(Page and application data records)
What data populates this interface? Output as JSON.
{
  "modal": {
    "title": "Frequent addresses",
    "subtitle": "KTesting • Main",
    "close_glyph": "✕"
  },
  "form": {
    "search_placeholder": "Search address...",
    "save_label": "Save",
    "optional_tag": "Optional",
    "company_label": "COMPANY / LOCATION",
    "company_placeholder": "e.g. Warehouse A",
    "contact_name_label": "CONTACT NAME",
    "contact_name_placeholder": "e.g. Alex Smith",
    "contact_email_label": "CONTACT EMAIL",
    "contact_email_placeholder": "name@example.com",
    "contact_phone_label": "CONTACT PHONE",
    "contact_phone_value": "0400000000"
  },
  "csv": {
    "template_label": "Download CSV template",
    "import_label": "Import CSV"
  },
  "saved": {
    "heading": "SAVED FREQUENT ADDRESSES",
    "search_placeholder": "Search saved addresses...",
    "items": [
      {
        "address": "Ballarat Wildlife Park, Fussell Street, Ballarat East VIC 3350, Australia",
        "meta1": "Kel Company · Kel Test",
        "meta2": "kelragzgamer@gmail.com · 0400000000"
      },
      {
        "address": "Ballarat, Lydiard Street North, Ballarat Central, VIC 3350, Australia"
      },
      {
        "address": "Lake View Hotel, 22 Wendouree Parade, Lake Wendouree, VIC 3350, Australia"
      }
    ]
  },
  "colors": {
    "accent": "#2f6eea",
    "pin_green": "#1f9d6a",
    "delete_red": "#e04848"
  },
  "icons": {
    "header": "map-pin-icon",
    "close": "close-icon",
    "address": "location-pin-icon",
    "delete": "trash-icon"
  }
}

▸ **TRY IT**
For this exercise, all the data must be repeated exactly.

▸ **SOLUTION TO THIS PROBLEM**
What data populates this interface? Output as JSON.
{
  "modal": {
    "title": "Frequent addresses",
    "subtitle": "KTesting • Main",
    "close_glyph": "✕"
  },
  "form": {
    "search_placeholder": "Search address...",
    "save_label": "Save",
    "optional_tag": "Optional",
    "company_label": "COMPANY / LOCATION",
    "company_placeholder": "e.g. Warehouse A",
    "contact_name_label": "CONTACT NAME",
    "contact_name_placeholder": "e.g. Alex Smith",
    "contact_email_label": "CONTACT EMAIL",
    "contact_email_placeholder": "name@example.com",
    "contact_phone_label": "CONTACT PHONE",
    "contact_phone_value": "0400000000"
  },
  "csv": {
    "template_label": "Download CSV template",
    "import_label": "Import CSV"
  },
  "saved": {
    "heading": "SAVED FREQUENT ADDRESSES",
    "search_placeholder": "Search saved addresses...",
    "items": [
      {
        "address": "Ballarat Wildlife Park, Fussell Street, Ballarat East VIC 3350, Australia",
        "meta1": "Kel Company · Kel Test",
        "meta2": "kelragzgamer@gmail.com · 0400000000"
      },
      {
        "address": "Ballarat, Lydiard Street North, Ballarat Central, VIC 3350, Australia"
      },
      {
        "address": "Lake View Hotel, 22 Wendouree Parade, Lake Wendouree, VIC 3350, Australia"
      }
    ]
  },
  "colors": {
    "accent": "#2f6eea",
    "pin_green": "#1f9d6a",
    "delete_red": "#e04848"
  },
  "icons": {
    "header": "map-pin-icon",
    "close": "close-icon",
    "address": "location-pin-icon",
    "delete": "trash-icon"
  }
}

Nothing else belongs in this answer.